- PROBLEM
Leave the images out, and otherwise write out each entry exactly.

- EXTRACTED MATERIAL
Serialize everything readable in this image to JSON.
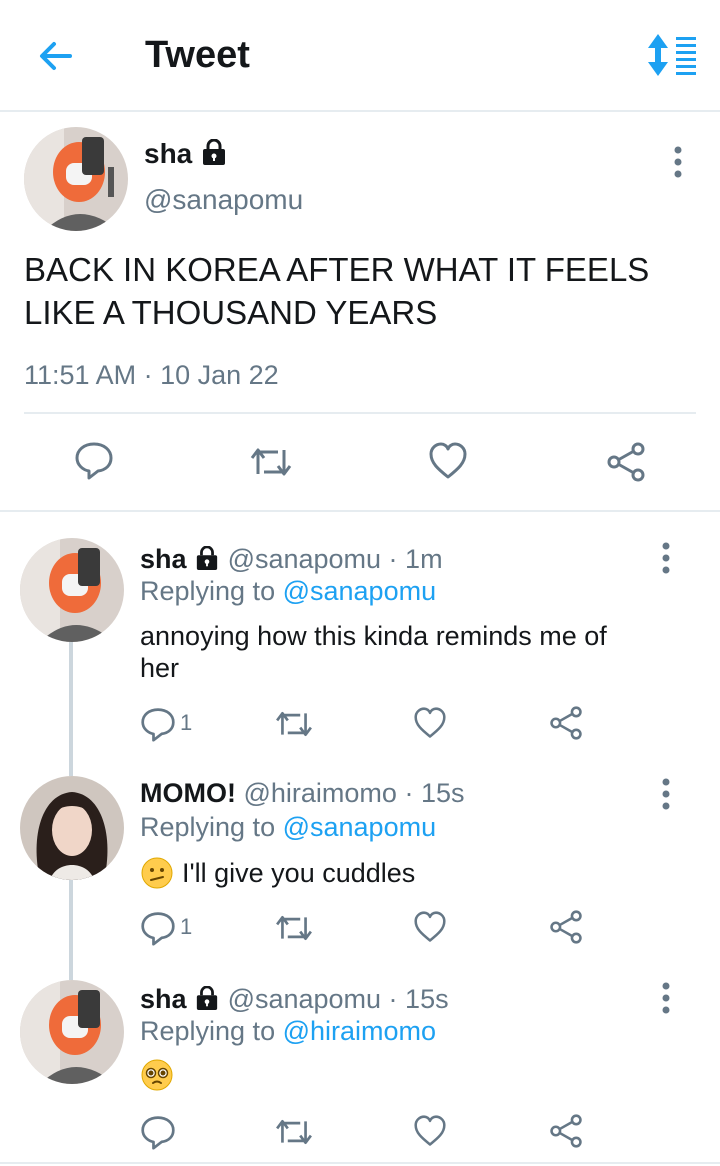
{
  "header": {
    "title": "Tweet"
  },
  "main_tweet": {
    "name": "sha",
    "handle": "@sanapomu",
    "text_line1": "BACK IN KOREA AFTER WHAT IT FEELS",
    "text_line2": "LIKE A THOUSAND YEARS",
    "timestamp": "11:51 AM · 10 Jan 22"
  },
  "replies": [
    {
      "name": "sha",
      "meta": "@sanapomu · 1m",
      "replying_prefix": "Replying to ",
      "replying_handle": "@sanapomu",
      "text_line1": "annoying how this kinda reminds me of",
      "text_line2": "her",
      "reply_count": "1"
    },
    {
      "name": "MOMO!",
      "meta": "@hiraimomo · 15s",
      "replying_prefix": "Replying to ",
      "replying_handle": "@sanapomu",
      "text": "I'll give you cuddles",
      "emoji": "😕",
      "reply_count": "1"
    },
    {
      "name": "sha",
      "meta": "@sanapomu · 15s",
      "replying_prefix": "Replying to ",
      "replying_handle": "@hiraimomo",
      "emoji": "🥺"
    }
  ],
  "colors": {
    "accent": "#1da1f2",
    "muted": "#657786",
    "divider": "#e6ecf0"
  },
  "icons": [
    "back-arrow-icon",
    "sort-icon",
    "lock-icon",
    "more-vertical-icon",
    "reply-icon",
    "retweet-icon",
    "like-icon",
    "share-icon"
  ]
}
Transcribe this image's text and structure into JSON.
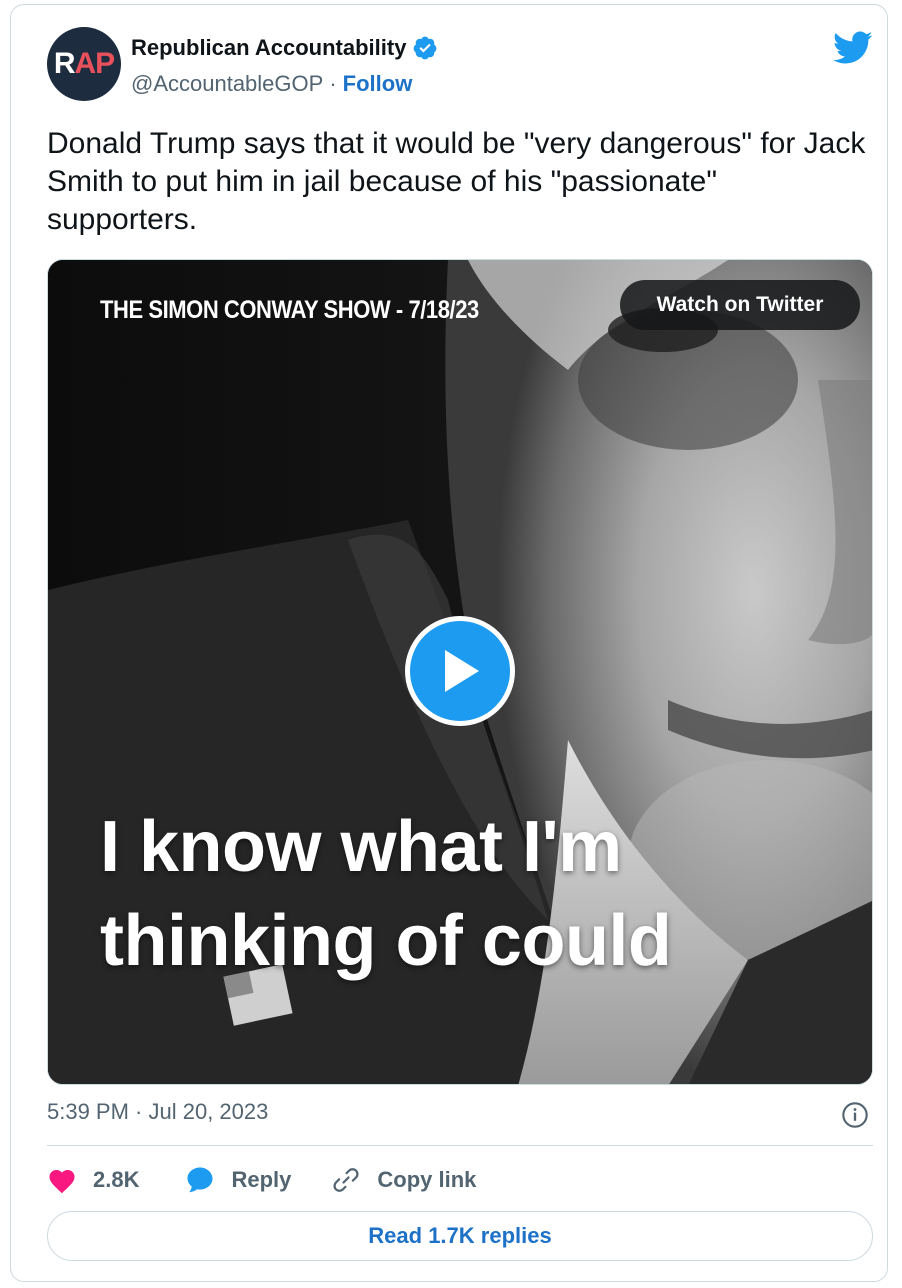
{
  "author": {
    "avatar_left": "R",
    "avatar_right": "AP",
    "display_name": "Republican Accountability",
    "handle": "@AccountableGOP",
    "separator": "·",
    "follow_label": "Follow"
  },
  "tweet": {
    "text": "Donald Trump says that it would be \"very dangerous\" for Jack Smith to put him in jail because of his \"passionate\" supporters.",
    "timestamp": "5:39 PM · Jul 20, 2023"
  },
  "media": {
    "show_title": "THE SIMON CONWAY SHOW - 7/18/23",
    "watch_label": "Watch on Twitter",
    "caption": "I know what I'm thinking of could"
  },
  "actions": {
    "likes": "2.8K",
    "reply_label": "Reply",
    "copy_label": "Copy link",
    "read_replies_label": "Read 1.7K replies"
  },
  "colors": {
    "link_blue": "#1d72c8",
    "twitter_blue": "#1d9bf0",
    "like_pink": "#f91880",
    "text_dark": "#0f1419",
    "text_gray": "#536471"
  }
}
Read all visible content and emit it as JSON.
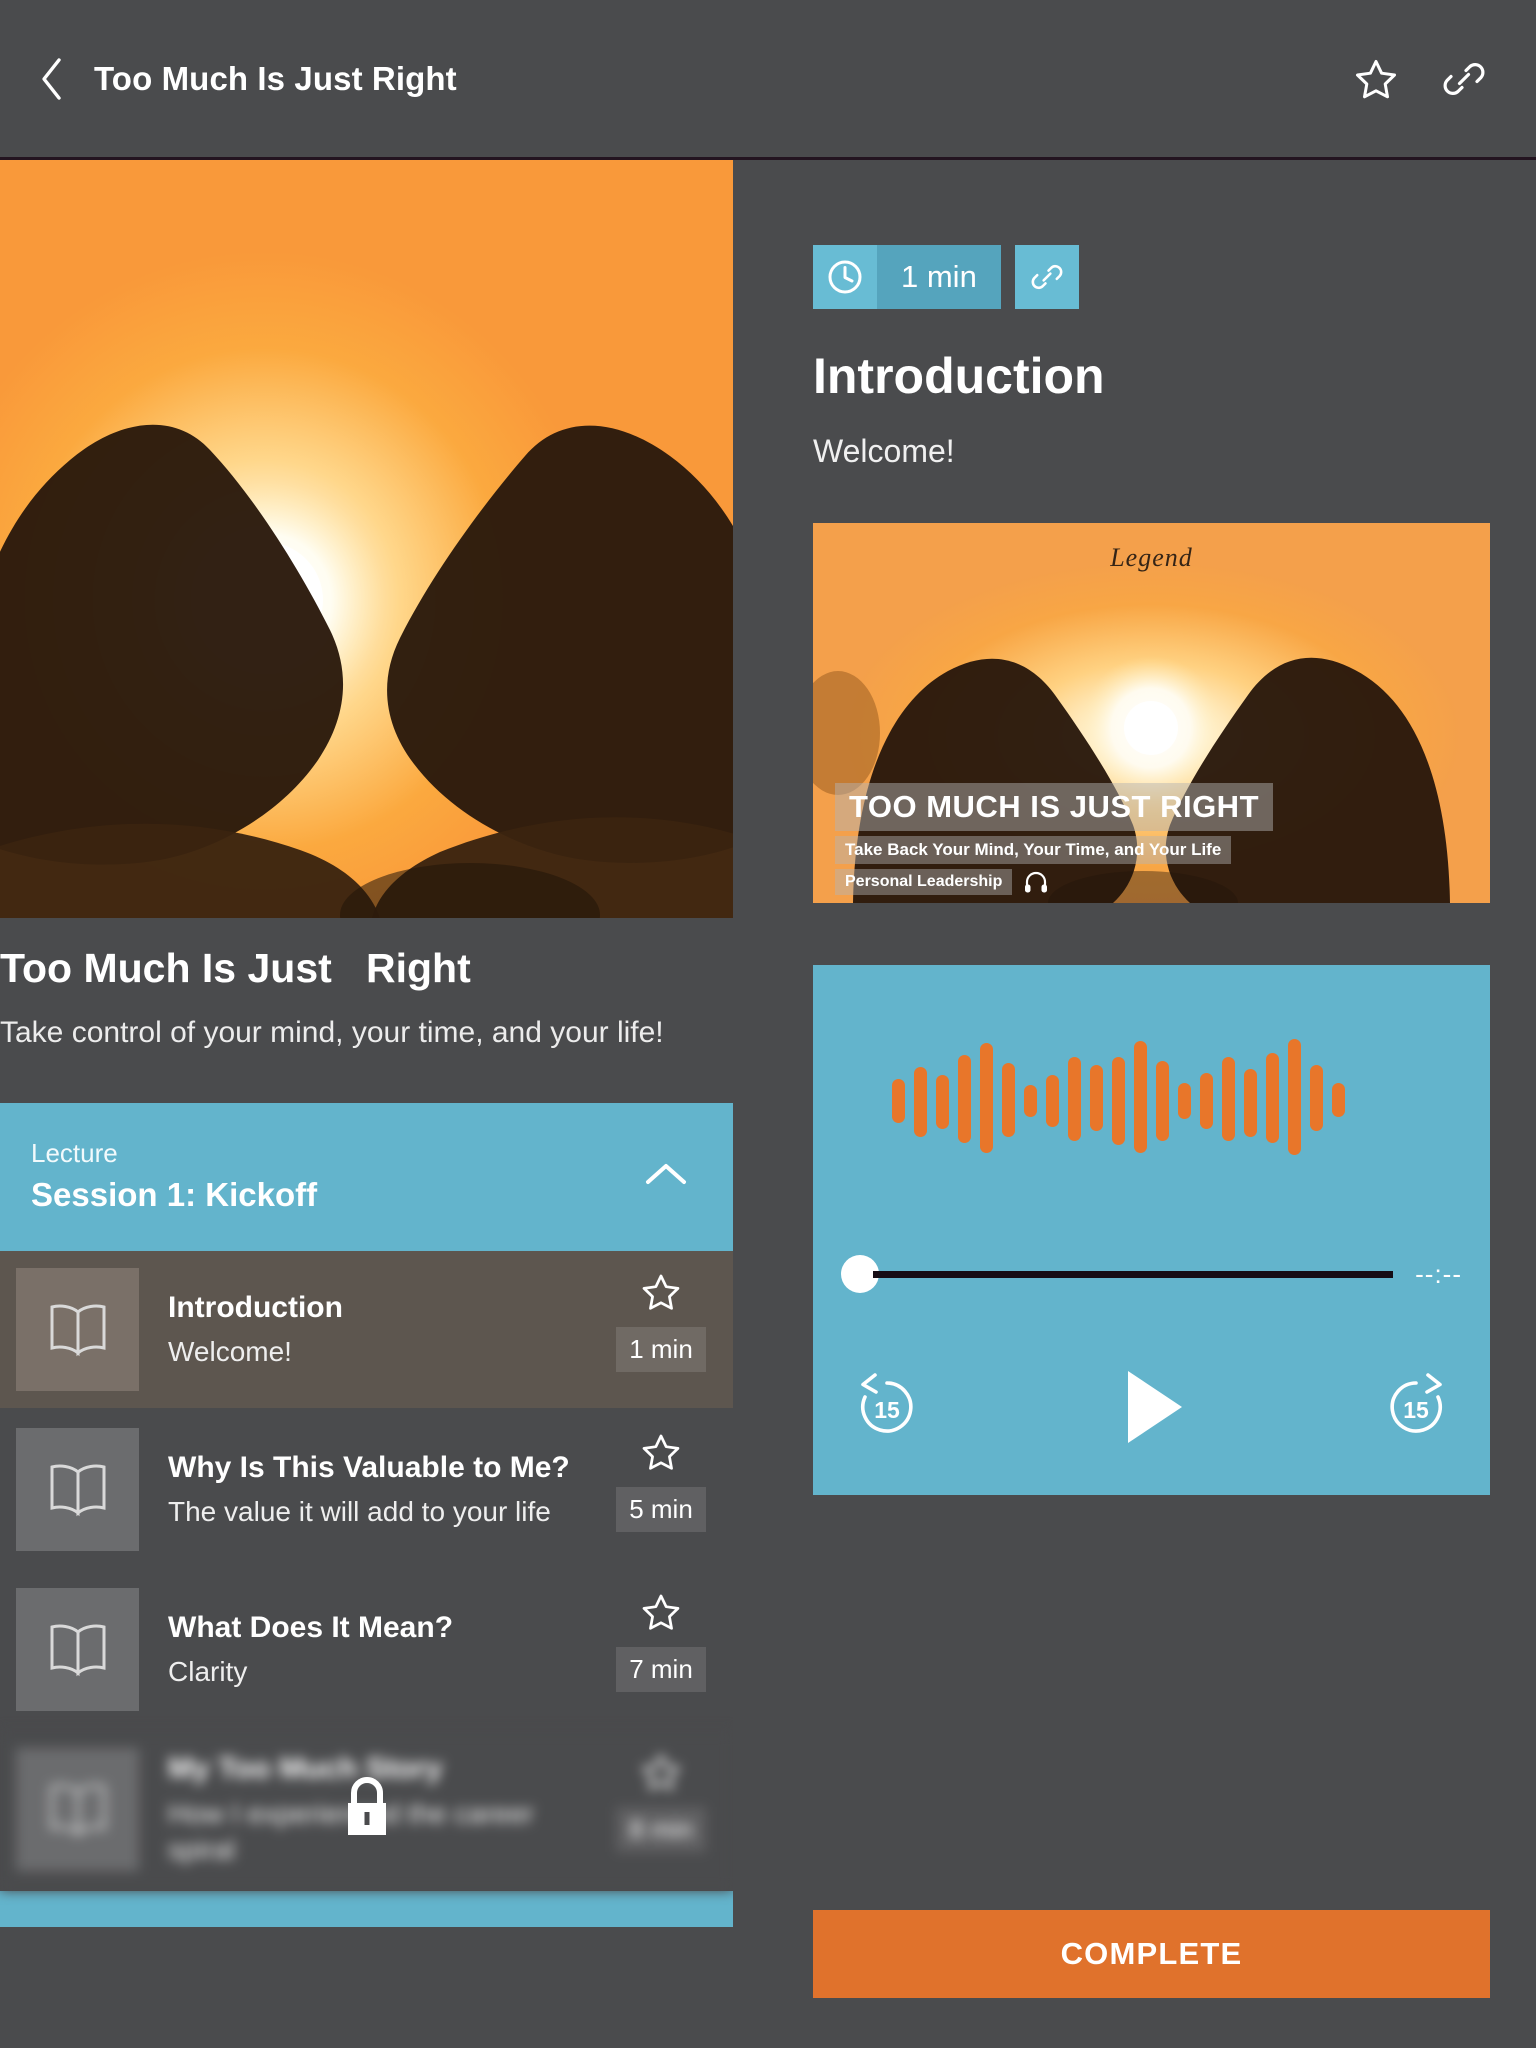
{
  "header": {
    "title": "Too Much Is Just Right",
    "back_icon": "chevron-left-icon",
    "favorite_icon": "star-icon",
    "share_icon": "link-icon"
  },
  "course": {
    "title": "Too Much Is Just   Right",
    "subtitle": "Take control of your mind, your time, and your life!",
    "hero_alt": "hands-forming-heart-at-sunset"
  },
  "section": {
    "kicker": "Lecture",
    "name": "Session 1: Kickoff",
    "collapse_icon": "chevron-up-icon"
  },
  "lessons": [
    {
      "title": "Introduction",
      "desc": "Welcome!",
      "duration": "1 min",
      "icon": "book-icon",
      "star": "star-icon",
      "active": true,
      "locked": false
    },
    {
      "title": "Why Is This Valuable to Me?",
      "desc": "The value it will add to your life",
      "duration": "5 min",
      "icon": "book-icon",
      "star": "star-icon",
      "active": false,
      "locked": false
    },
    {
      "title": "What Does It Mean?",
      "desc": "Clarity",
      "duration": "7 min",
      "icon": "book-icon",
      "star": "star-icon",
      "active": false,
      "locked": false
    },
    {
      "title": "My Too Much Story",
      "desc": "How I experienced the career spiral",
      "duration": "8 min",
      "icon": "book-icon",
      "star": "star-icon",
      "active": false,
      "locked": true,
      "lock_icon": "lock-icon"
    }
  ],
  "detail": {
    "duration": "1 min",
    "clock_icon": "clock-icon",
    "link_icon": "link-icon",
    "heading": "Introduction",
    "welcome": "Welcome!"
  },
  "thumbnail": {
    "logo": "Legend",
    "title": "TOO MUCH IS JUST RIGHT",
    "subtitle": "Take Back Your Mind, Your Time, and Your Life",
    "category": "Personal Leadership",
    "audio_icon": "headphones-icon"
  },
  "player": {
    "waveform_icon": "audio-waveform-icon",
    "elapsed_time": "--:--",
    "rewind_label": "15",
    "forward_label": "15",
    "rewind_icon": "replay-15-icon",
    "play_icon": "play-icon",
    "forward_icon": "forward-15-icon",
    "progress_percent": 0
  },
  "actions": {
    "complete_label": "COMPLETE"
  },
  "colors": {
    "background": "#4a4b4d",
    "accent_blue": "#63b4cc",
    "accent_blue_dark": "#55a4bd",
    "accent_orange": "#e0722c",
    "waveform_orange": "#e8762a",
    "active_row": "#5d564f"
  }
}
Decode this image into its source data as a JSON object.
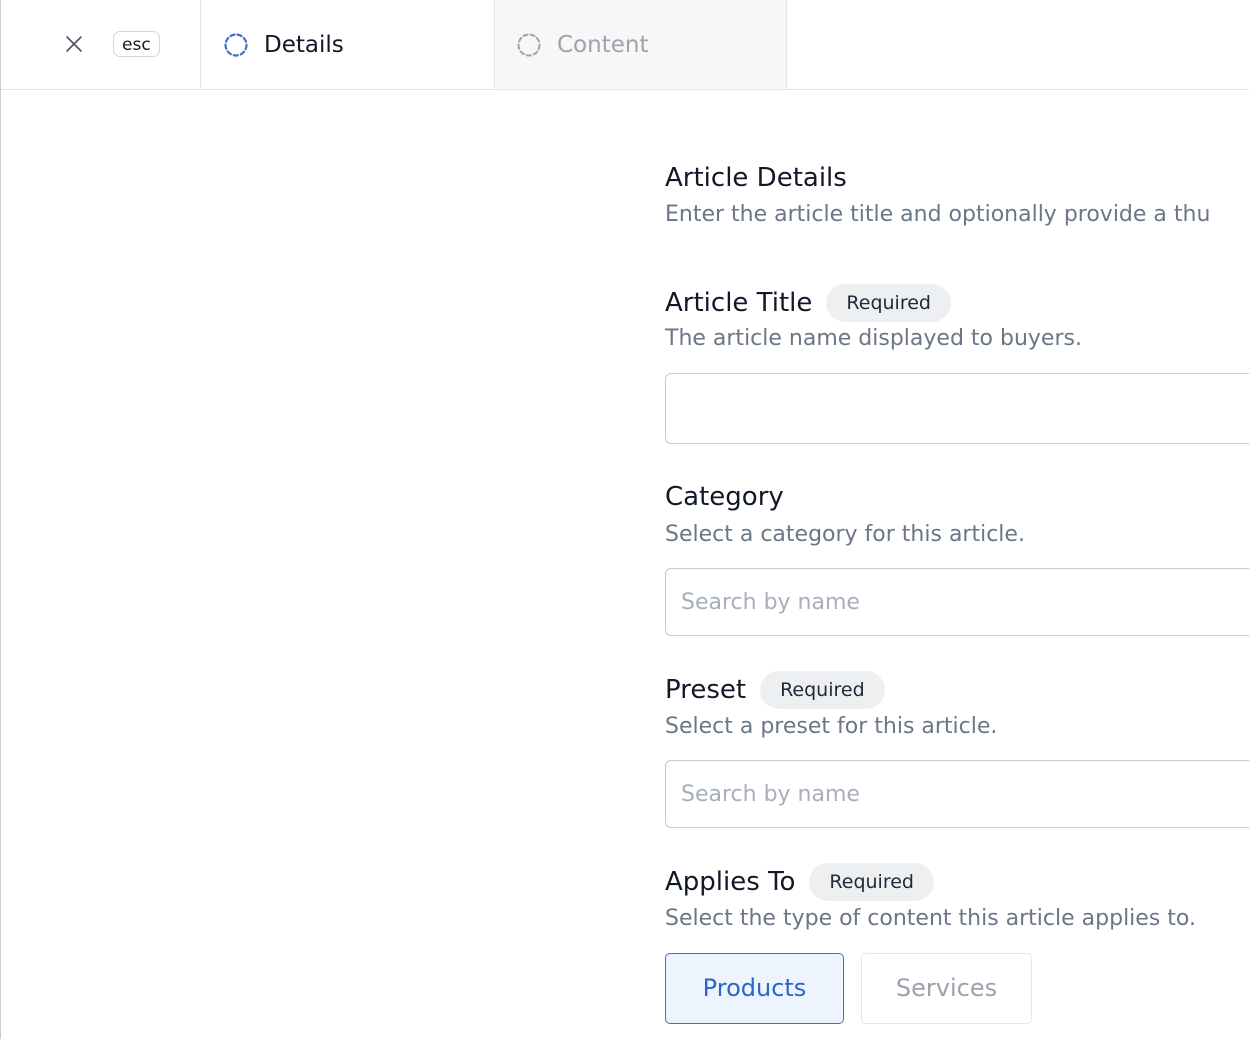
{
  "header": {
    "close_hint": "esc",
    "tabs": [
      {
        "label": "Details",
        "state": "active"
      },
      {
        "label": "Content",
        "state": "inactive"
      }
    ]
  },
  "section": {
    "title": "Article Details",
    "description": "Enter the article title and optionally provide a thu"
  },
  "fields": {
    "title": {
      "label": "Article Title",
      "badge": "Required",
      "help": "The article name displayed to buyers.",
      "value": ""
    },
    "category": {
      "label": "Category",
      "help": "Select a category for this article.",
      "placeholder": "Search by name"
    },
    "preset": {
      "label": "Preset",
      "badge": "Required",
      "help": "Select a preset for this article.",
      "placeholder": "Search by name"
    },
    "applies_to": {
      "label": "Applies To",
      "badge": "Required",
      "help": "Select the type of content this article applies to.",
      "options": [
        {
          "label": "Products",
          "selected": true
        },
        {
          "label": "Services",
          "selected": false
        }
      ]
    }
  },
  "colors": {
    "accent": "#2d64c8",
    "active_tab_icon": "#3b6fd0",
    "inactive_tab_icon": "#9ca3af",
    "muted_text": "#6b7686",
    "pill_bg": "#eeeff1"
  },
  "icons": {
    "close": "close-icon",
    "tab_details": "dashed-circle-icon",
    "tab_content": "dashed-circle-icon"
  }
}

- EXPECTED ANSWER
Serialize everything readable in this image to JSON.
{
  "header": {
    "title": "Tweet"
  },
  "main_tweet": {
    "name": "sha",
    "handle": "@sanapomu",
    "text_line1": "BACK IN KOREA AFTER WHAT IT FEELS",
    "text_line2": "LIKE A THOUSAND YEARS",
    "timestamp": "11:51 AM · 10 Jan 22"
  },
  "replies": [
    {
      "name": "sha",
      "meta": "@sanapomu · 1m",
      "replying_prefix": "Replying to ",
      "replying_handle": "@sanapomu",
      "text_line1": "annoying how this kinda reminds me of",
      "text_line2": "her",
      "reply_count": "1"
    },
    {
      "name": "MOMO!",
      "meta": "@hiraimomo · 15s",
      "replying_prefix": "Replying to ",
      "replying_handle": "@sanapomu",
      "text": "I'll give you cuddles",
      "emoji": "😕",
      "reply_count": "1"
    },
    {
      "name": "sha",
      "meta": "@sanapomu · 15s",
      "replying_prefix": "Replying to ",
      "replying_handle": "@hiraimomo",
      "emoji": "🥺"
    }
  ],
  "colors": {
    "accent": "#1da1f2",
    "muted": "#657786",
    "divider": "#e6ecf0"
  },
  "icons": [
    "back-arrow-icon",
    "sort-icon",
    "lock-icon",
    "more-vertical-icon",
    "reply-icon",
    "retweet-icon",
    "like-icon",
    "share-icon"
  ]
}
Transcribe this image's text and structure into JSON.
{
  "author": {
    "avatar_left": "R",
    "avatar_right": "AP",
    "display_name": "Republican Accountability",
    "handle": "@AccountableGOP",
    "separator": "·",
    "follow_label": "Follow"
  },
  "tweet": {
    "text": "Donald Trump says that it would be \"very dangerous\" for Jack Smith to put him in jail because of his \"passionate\" supporters.",
    "timestamp": "5:39 PM · Jul 20, 2023"
  },
  "media": {
    "show_title": "THE SIMON CONWAY SHOW - 7/18/23",
    "watch_label": "Watch on Twitter",
    "caption": "I know what I'm thinking of could"
  },
  "actions": {
    "likes": "2.8K",
    "reply_label": "Reply",
    "copy_label": "Copy link",
    "read_replies_label": "Read 1.7K replies"
  },
  "colors": {
    "link_blue": "#1d72c8",
    "twitter_blue": "#1d9bf0",
    "like_pink": "#f91880",
    "text_dark": "#0f1419",
    "text_gray": "#536471"
  }
}
Read all visible content and emit it as JSON.
{
  "header": {
    "title": "Too Much Is Just Right",
    "back_icon": "chevron-left-icon",
    "favorite_icon": "star-icon",
    "share_icon": "link-icon"
  },
  "course": {
    "title": "Too Much Is Just   Right",
    "subtitle": "Take control of your mind, your time, and your life!",
    "hero_alt": "hands-forming-heart-at-sunset"
  },
  "section": {
    "kicker": "Lecture",
    "name": "Session 1: Kickoff",
    "collapse_icon": "chevron-up-icon"
  },
  "lessons": [
    {
      "title": "Introduction",
      "desc": "Welcome!",
      "duration": "1 min",
      "icon": "book-icon",
      "star": "star-icon",
      "active": true,
      "locked": false
    },
    {
      "title": "Why Is This Valuable to Me?",
      "desc": "The value it will add to your life",
      "duration": "5 min",
      "icon": "book-icon",
      "star": "star-icon",
      "active": false,
      "locked": false
    },
    {
      "title": "What Does It Mean?",
      "desc": "Clarity",
      "duration": "7 min",
      "icon": "book-icon",
      "star": "star-icon",
      "active": false,
      "locked": false
    },
    {
      "title": "My Too Much Story",
      "desc": "How I experienced the career spiral",
      "duration": "8 min",
      "icon": "book-icon",
      "star": "star-icon",
      "active": false,
      "locked": true,
      "lock_icon": "lock-icon"
    }
  ],
  "detail": {
    "duration": "1 min",
    "clock_icon": "clock-icon",
    "link_icon": "link-icon",
    "heading": "Introduction",
    "welcome": "Welcome!"
  },
  "thumbnail": {
    "logo": "Legend",
    "title": "TOO MUCH IS JUST RIGHT",
    "subtitle": "Take Back Your Mind, Your Time, and Your Life",
    "category": "Personal Leadership",
    "audio_icon": "headphones-icon"
  },
  "player": {
    "waveform_icon": "audio-waveform-icon",
    "elapsed_time": "--:--",
    "rewind_label": "15",
    "forward_label": "15",
    "rewind_icon": "replay-15-icon",
    "play_icon": "play-icon",
    "forward_icon": "forward-15-icon",
    "progress_percent": 0
  },
  "actions": {
    "complete_label": "COMPLETE"
  },
  "colors": {
    "background": "#4a4b4d",
    "accent_blue": "#63b4cc",
    "accent_blue_dark": "#55a4bd",
    "accent_orange": "#e0722c",
    "waveform_orange": "#e8762a",
    "active_row": "#5d564f"
  }
}
Decode this image into its source data as a JSON object.
{
  "header": {
    "close_hint": "esc",
    "tabs": [
      {
        "label": "Details",
        "state": "active"
      },
      {
        "label": "Content",
        "state": "inactive"
      }
    ]
  },
  "section": {
    "title": "Article Details",
    "description": "Enter the article title and optionally provide a thu"
  },
  "fields": {
    "title": {
      "label": "Article Title",
      "badge": "Required",
      "help": "The article name displayed to buyers.",
      "value": ""
    },
    "category": {
      "label": "Category",
      "help": "Select a category for this article.",
      "placeholder": "Search by name"
    },
    "preset": {
      "label": "Preset",
      "badge": "Required",
      "help": "Select a preset for this article.",
      "placeholder": "Search by name"
    },
    "applies_to": {
      "label": "Applies To",
      "badge": "Required",
      "help": "Select the type of content this article applies to.",
      "options": [
        {
          "label": "Products",
          "selected": true
        },
        {
          "label": "Services",
          "selected": false
        }
      ]
    }
  },
  "colors": {
    "accent": "#2d64c8",
    "active_tab_icon": "#3b6fd0",
    "inactive_tab_icon": "#9ca3af",
    "muted_text": "#6b7686",
    "pill_bg": "#eeeff1"
  },
  "icons": {
    "close": "close-icon",
    "tab_details": "dashed-circle-icon",
    "tab_content": "dashed-circle-icon"
  }
}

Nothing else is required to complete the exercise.